Tuesday, February 12, 2013
Tin Tooling Part 3
This is actually a fairly easy art form, I’m hoping to give you the basics and then as creative as you all are will allow you to spread your wings and fly, it is fun and produces a unique product that many people do not know how to do as it is becoming a bit of a lost art. Let’s start with the tools that you will need:
· You will need a stylus, many people use a metal stylus and they work just fine, I use a plastic one for no real reason other than it is what I’ve always used. My stylus has a pointed end and a flat end, one side is for embossing while the other side is for debossing or erasing. Yes you can erase mistakes if you make them however be aware that you are stretching the tin and you can only do so much stretching before you no longer can return the tin to its original flat shape. I use the example of stretching your clothing, if you keep stretching the fibers of your clothing it eventually no longer returns to its original shape.
· Texture tools which will allow you to add interesting textures to your piece. Dick Blick and the Ten Second Company have a number of videos that you can watch on how to use some of these tools. A flat brayer will roll over your tin flattening the tin because it will tend to want to curve up as you work. This roller should have a soft feel to it otherwise it may flatten your texture although as I stated above your fingers work just as well. This tool is a miniature version of a printing brayer. Don’t confuse the two.
· Border pieces work as a rubbing plate and then as you refine your design add interesting texture. These work best when used with a blending staub for drawing to transfer the design and then to softly add the detail. The border tools that I have are from the Ten Second Studio but there are a number of good tools out on the market. My third grade students used both the texture tools and the border pieces on these pirates.

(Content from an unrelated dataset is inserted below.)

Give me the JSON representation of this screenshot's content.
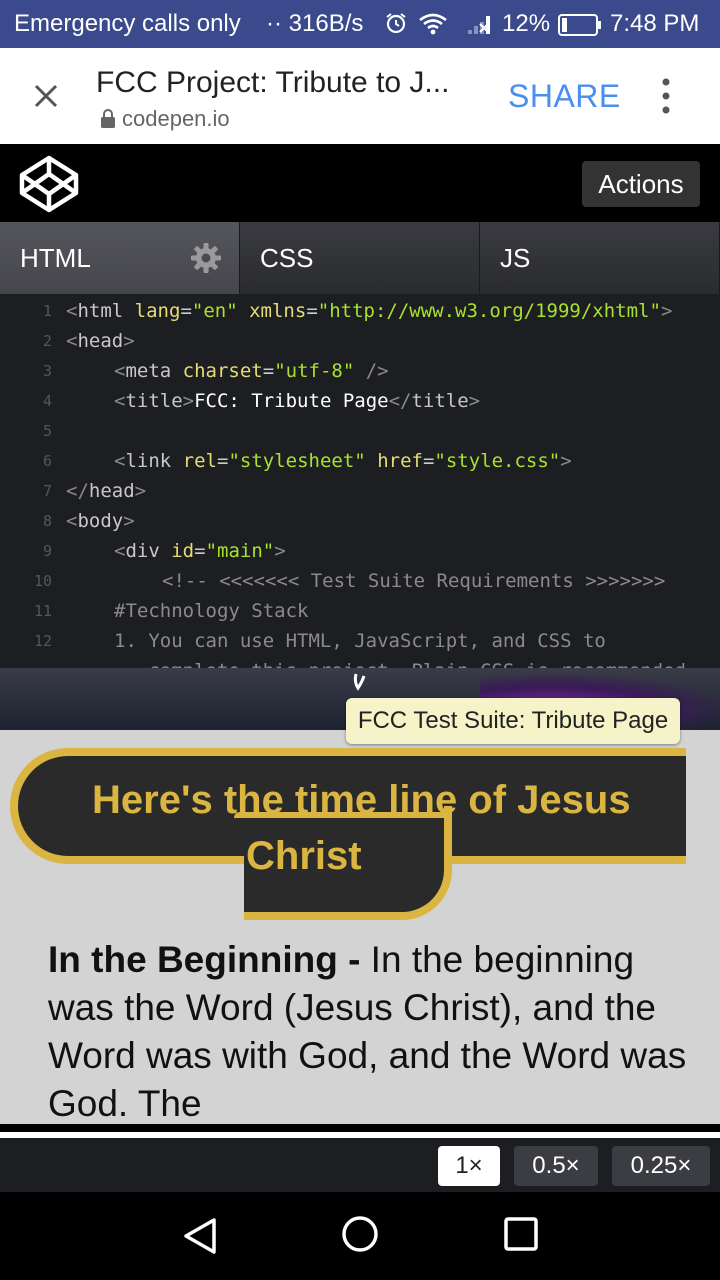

You can see a knight that another student is busy designing that will be completed using tin.